    A lot of 1,000-count bottles of Coumadin 5 mg tablets (9H49374A) have been voluntarily recalled because the tablets may be a higher potency than expected, FDA said. Testing of a single tablet from a returned bottle of Coumadin showed that it was more potent than it should have been.

  • November 25, 2015

    FDA approved necitumumab in combination with two forms of chemotherapy to treat patients with metastatic squamous non–small cell lung cancer (NSCLC) who have not previously received medication specifically for treating their advanced lung cancer.

    Necitumumab is a monoclonal antibody that blocks activity of EGFR, a protein commonly found on squamous NSCLC tumors.

    Safety and efficacy of the new agent were evaluated in a multicenter, randomized, open-label clinical study of 1,093 participants with advanced squamous NSCLC who received the chemotherapies gemcitabine and cisplatin with or without necitumumab. Those taking necitumumab plus gemcitabine and cisplatin lived longer on average (11.5 months) compared with those taking only gemcitabine and cisplatin (9.9 months). Necitumumab was not found to be an effective treatment in patients with non-squamous NSCLC.

    The most common adverse effects are skin rash and magnesium deficiency, which can cause muscular weakness, seizure, and irregular heartbeats and can be fatal. 

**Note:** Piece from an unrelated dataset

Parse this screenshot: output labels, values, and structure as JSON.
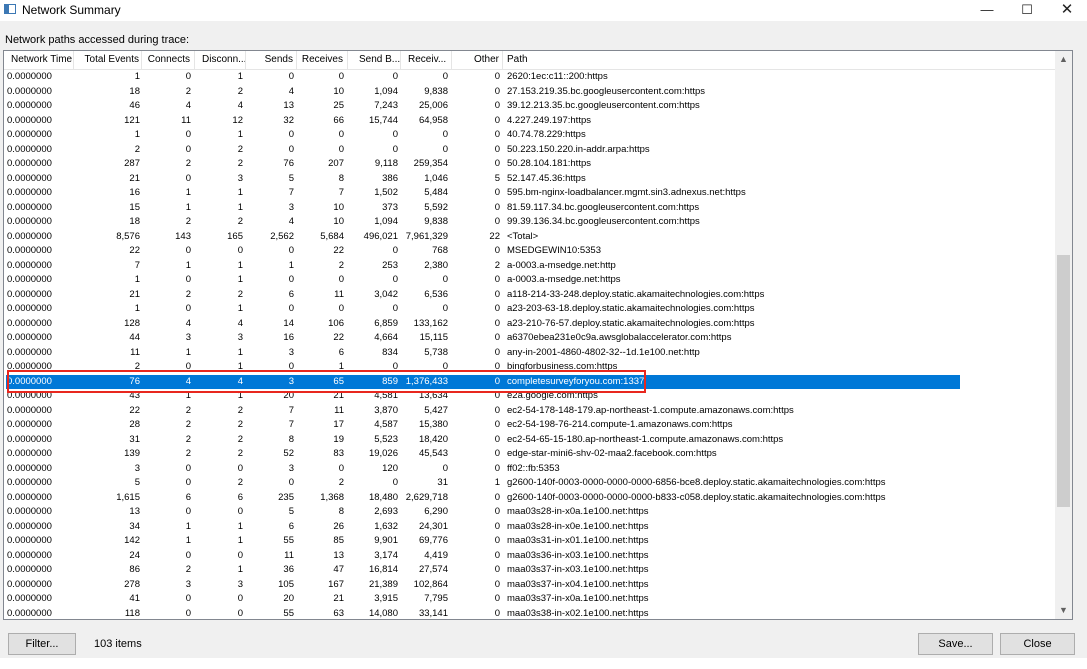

    Necitumumab includes a boxed warning to alert health care providers of serious risks of treatment, including cardiac arrest and sudden death, as well as hypomagnesemia.


  • November 13, 2015

    FDA granted accelerated approval to osimertinib once-daily tablets for the treatment of patients with metastatic epidermal growth factor receptor (EGFR) T790M mutation-positive non–small cell lung cancer (NSCLC), as detected by an FDA-approved test, who have progressed on or after EGFR tyrosine kinase inhibitor (TKI) therapy.  

    Approval was based on two multicenter, single-arm, open-label clinical trials in patients with metastatic EGFR T790M mutation-positive NSCLC who had progressed on prior systemic therapy, including an EGFR TKI (Study 1 and 2).  All patients were required to have EGFR T790M mutation-positive NSCLC as detected by the cobas EGFR mutation test and received osimertinib 80 mg once daily. The major efficacy outcome measure was objective response rate (ORR). Duration of response (DOR) was an additional outcome measure.   Safety data were evaluated in 411 patients who received osimertinib at a dose of 80 mg daily. The most common adverse events were diarrhea, rash, dry skin, nail toxicity, eye disorders, nausea, decreased appetite, and constipation.  

    The most common nonfatal serious adverse events (SAEs) included pneumonia and pulmonary embolus. The most frequent adverse reaction leading to dose reductions or interruptions were prolonged QTc and neutropenia. Adverse events leading to discontinuation included ILD/pneumonitis  and cerebrovascular accident.  

    Fatal adverse events occurred in 3.2% of patients, including four cases of pneumonitis attributed to osimertinib.  

    The recommended dose and schedule for osimertinib is 80 mg given orally once daily.